Bel Air native proves dyslexia is no barrier to educational success
PRINCETON, NJ – Learning Ally, a 68-year-old nonprofit serving individuals with learning and visual disabilities, has bestowed its highest award to Auburn Stephenson of Bel Air, MD. She is one of six students from across the U.S. who received cash awards and traveled with their families to be honored at Learning Ally’s National Achievement Awards Gala celebration in Denver, Colorado in April.
Auburn is currently a freshman at Boston College, aiming to major in biochemistry, pursue a Doctorate and eventually work in a biochemical laboratory. Her diagnosis of having orthographic dyslexia didn’t come until she was 17. Prior to that, she says that she was left in the dark when it came to reading. “Embarrassed by my self-perceived stupidity," she says, "I was hesitant to raise my hand and wanted to disappear whenever called upon in class.”
After being introduced to Learning Ally by a tutor when she was a junior in high school, Auburn first downloaded Mark Twain’s “Adventures of Huckleberry Finn” and then “sat in disbelief, as I was able to finish my reading assignment (that normally would have taken three or four hours to complete) in an hour and a half. Learning Ally not only made reading easier and more enjoyable, but it provided me with something that everyone craves: time.
"A change in perspective, like relying on your ears and not only your eyes, can make a big difference in the way you look at a problem. Now I know there are multiple ways to understand and learn new concepts. And now that I can be a regular academic college student, I'm really interested in psychology, and how what I know with my learning difference and being diagnosed so late can help other people. I think that's what I want to do for kids. I want to show them that it's okay, that not everyone's the same and there are different ways to learn."
View a video profile of Auburn Stephenson
About the National Achievement Awards
Each year, Learning Ally honors exceptional students through the Marion Huber Learning Through Listening Awards, which were instituted in 1991 for high school seniors with learning differences such as dyslexia. Hundreds of students apply for these prestigious awards each year and are selected by committees of Learning Ally volunteers, board members, parents, educators, donors and staff.
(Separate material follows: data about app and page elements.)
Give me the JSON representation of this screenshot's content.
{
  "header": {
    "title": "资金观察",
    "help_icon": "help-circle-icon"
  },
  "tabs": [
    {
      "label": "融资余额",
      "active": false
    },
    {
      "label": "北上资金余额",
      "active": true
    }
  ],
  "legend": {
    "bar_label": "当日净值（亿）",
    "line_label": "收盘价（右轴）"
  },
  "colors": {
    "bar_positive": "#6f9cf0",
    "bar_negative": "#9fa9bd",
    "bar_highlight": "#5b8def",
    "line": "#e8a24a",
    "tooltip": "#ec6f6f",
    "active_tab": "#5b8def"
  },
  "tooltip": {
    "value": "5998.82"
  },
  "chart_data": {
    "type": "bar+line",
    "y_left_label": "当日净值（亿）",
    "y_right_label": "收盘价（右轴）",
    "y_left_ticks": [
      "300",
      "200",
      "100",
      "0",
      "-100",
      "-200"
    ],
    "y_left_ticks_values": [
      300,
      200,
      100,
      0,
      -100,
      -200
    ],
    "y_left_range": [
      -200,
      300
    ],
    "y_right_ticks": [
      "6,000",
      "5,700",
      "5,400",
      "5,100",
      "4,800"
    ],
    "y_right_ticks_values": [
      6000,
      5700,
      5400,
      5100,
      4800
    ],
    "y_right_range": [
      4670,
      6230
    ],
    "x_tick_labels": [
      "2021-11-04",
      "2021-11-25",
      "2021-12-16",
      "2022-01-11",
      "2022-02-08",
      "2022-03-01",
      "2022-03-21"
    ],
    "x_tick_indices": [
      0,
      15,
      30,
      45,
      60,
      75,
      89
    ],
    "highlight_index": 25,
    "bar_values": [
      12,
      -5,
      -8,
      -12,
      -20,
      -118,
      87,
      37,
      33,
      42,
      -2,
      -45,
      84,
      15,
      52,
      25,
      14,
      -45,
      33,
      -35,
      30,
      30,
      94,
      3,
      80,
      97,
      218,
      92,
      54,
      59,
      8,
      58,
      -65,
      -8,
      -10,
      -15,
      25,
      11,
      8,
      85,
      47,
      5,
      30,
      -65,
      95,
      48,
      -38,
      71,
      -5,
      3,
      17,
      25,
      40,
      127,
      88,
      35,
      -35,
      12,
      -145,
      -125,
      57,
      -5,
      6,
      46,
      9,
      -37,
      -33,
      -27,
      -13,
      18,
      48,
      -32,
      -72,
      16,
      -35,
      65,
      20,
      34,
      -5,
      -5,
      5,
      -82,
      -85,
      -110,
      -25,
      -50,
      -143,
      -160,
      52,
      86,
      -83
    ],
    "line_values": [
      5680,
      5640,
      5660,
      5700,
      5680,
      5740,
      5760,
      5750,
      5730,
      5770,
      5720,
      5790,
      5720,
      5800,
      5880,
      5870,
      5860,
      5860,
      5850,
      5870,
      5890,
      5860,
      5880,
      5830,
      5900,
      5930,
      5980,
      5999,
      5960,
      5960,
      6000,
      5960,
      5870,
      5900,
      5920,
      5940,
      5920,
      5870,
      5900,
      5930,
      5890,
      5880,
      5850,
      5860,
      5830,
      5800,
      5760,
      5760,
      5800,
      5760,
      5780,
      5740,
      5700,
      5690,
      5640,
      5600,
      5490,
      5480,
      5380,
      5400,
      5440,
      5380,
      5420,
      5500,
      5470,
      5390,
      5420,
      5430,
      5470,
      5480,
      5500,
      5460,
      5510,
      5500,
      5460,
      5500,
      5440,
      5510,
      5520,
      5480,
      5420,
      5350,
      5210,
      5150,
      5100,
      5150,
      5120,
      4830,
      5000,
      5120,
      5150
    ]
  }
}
Students are recognized for their academic excellence, extraordinary leadership, and service to others; and they have thrived on their education paths thanks in part to their extensive use of accessible educational content and assistive technology provided by Learning Ally.
NOTE: Applications for this year’s scholarship awards are open until May 31 for high school student members of Learning Ally who have dyslexia and related learning disabilities. For more information, visit http://naa.LearningAlly.org
About Learning Ally
Founded in 1948, Learning Ally supports K-12, college and graduate students, veterans and lifelong learners – all of whom read and learn differently due to dyslexia, blindness or visual impairment, and other disabilities. The organization hosts live and virtual events for families and teachers; provides instructive webinars led by experts as well as peer-to-peer sessions led by students; personal consultations for parents; and professional development workshops for educators. Learning Ally’s collection of 82,000 human-narrated audio textbooks and literature titles can be downloaded by students using their smartphones and tablets, and is the largest of its kind in the world.
As a 501(c)3 nonprofit, Learning Ally is partially funded by grants from state and local education programs, and the generous contributions of individuals, foundations and corporations. For more information visit www.LearningAlly.org